Tropical House Party

TORONTO, ON - SEPTEMBER, 20 Mark and Ben (his son) Cullen are seen in the Star studio for logo photos. The two will be co-writing the weekly Urban Growth column in Homes & Condos. September, 20 2017

by Mark and Ben Cullen

It has probably been a long time since you sat under a palm tree or took a whiff of jasmine flowering by the pool.

While you may miss dancing on the beach in the moonlight or the swim-up bar, the thing we miss about the tropics are the exotic plants. Besides, neither of us have been to a resort with a swim-up bar but do we miss the tropical plants we have come to know on annual family trips to Florida. A highlight of recent years has been the discovery of Marie Selby Botanical Gardens in Sarasota ( Exotic plants delight while grandchildren or nieces/nephews play in the expansive children’s garden and outdoor tree “fort”, which is, in our opinion, the best of its kind in North America.

Leafy foliage plants like fig trees and pothos seem to be most popular for indoor growing this time of year but there are some terrific tropical flowers that flourish indoors. Here are a few of our recommendations:


Tropical hibiscus (Hibiscus rosa-sinensis) goes by a lot of names – Chinese hibiscus, China Rose, Hawaiian hibiscus and rose mallow. A variety that we like is ‘Ice Dancer’ which sounds like a racehorse and features purple-blue flowers that have bloomed reliably in Ben’s office window for four years.
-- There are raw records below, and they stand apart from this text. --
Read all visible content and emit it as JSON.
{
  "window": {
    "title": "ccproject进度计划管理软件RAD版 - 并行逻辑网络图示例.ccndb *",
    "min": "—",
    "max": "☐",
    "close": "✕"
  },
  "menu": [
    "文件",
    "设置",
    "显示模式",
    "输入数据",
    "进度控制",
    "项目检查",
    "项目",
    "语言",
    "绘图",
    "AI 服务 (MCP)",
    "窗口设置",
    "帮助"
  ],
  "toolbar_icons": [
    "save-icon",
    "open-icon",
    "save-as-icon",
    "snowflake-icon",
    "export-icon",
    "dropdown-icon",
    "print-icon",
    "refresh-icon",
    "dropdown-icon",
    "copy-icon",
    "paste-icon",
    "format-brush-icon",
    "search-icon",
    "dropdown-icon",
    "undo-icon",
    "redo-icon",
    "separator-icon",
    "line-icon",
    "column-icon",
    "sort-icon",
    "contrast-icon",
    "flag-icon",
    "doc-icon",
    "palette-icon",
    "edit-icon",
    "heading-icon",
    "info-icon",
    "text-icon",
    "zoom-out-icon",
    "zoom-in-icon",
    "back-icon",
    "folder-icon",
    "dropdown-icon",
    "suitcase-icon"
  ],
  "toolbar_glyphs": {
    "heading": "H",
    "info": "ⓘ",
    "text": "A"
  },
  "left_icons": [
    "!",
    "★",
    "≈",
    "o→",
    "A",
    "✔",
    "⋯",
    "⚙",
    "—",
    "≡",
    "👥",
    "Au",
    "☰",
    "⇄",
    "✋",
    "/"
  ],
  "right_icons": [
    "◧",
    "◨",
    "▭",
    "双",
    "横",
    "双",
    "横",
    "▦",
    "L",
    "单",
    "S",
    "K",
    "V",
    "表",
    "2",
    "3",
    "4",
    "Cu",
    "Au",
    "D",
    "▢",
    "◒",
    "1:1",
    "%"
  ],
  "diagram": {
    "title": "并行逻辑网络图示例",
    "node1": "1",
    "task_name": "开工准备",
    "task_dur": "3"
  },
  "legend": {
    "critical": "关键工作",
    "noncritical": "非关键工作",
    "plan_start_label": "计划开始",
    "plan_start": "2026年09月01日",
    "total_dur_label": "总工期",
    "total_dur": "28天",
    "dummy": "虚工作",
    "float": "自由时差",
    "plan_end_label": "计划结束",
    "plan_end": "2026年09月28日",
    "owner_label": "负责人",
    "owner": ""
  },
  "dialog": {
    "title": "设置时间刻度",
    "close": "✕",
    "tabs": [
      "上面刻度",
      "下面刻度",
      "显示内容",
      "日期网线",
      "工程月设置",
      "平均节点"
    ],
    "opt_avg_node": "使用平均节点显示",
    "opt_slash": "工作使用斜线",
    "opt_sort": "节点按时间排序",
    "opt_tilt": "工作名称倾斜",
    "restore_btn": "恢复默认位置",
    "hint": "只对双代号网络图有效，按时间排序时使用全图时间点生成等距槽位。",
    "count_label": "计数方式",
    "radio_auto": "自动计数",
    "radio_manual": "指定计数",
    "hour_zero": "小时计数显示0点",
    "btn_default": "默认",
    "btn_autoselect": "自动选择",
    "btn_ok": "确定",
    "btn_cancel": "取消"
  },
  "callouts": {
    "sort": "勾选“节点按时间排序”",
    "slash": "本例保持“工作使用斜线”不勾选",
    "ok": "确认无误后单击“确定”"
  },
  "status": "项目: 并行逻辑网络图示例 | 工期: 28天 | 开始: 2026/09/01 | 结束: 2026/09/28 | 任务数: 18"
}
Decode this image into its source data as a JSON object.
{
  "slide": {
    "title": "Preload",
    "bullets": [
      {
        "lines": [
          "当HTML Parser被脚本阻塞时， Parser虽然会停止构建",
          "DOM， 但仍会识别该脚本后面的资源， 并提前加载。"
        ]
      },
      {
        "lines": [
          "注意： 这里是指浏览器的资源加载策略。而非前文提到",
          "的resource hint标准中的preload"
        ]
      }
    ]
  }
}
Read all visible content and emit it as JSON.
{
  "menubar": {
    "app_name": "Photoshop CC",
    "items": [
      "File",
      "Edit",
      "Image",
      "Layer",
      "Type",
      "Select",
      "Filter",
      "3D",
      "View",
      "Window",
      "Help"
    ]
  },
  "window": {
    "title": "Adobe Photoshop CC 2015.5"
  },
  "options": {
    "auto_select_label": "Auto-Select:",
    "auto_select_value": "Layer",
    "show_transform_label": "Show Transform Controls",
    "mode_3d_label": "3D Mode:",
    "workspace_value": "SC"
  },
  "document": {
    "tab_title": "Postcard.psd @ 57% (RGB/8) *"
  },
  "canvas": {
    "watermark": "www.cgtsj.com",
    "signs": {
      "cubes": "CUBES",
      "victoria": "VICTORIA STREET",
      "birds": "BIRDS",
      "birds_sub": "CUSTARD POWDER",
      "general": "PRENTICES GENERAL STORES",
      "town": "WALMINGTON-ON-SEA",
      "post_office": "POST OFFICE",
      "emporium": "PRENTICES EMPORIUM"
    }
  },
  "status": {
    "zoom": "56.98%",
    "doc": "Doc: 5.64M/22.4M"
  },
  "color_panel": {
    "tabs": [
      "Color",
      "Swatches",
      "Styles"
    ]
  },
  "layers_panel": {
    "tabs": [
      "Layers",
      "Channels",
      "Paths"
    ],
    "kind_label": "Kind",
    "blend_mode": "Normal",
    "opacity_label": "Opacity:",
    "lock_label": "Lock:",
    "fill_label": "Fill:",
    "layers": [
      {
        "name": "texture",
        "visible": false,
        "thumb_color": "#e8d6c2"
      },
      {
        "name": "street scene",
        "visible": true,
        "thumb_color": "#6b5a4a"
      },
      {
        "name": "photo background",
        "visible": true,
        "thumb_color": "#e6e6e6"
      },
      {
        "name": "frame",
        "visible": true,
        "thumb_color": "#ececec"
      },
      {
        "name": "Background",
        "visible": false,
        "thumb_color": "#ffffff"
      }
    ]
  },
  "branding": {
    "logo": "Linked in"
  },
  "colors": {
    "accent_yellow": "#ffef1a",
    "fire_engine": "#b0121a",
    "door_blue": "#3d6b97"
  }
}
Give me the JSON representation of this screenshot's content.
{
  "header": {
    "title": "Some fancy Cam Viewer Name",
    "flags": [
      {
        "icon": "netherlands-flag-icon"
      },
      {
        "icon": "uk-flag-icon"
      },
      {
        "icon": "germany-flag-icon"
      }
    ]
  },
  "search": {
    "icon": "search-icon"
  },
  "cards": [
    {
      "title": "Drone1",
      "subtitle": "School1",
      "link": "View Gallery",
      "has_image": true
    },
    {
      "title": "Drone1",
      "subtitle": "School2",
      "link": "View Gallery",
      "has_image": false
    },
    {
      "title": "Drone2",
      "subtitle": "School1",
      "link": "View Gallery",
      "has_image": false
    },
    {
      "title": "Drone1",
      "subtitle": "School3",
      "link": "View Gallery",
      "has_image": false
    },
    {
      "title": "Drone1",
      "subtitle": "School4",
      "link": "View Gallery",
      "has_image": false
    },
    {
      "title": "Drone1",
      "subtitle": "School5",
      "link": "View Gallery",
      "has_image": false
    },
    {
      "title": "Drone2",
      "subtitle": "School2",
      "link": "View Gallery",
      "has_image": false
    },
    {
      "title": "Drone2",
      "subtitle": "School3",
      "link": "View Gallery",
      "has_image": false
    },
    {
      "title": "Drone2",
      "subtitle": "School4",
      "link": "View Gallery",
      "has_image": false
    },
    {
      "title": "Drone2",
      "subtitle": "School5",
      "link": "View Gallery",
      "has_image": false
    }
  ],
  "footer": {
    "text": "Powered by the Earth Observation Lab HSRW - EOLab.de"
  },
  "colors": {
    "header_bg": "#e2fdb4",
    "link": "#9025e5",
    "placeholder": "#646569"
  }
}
So far it has not raced anywhere.

Like most tropical plants, the dry air of our homes during winter is one of the biggest challenges for indoor tropicals. A soft mist daily of water benefits most houseplants including hibiscus.

A hibiscus will grow well in indirect sunlight, but it will never bloom. In a south-facing window, it will really impress. No amount of sunlight is too much.

When new growth appears fertilize using a plant food that has a high middle and third number, like 12-28-12. The first number represents nitrogen, which promotes green growth, phosphorous and potassium, the second and third numbers, help to promote roots and flowers.

In March, prune your hibiscus back by about one third.  In May, move it outside for some summer love.


Ever wondered what scent hangs over your dreams of tropical vacations? It is likely jasmine flower.

The small-white flowers of a jasmine plant can fill a room with fragrance and can be kept going through the winter with the right conditions. Jasmine prefer a sunny window with good air circulation. They prefer porous growing mediums such as bark or coir and should remain moist but not soggy. Like hibiscus, a high phosphorus fertilizer will encourage more blooms rather than green growth and an early spring pruning will help before you move it to an outdoor balcony for the summer.

Christmas Cactus

The perfect gift at this time of year, a Christmas cactus will happily flower in indirect light where most other tropicals prefer direct sunlight. If properly taken care of, a Christmas cactus will produce pink, red or white blooms at Christmas, Thanksgiving or Easter (depending on variety) for decades. It is often considered an heirloom plant.

Easy to care for. Water only when dry. Pinch back or prune immediately after flowering by up to one-third.

With the floral tropics in your living room, you might find yourself wondering in 2021 why you ever bothered with airport security.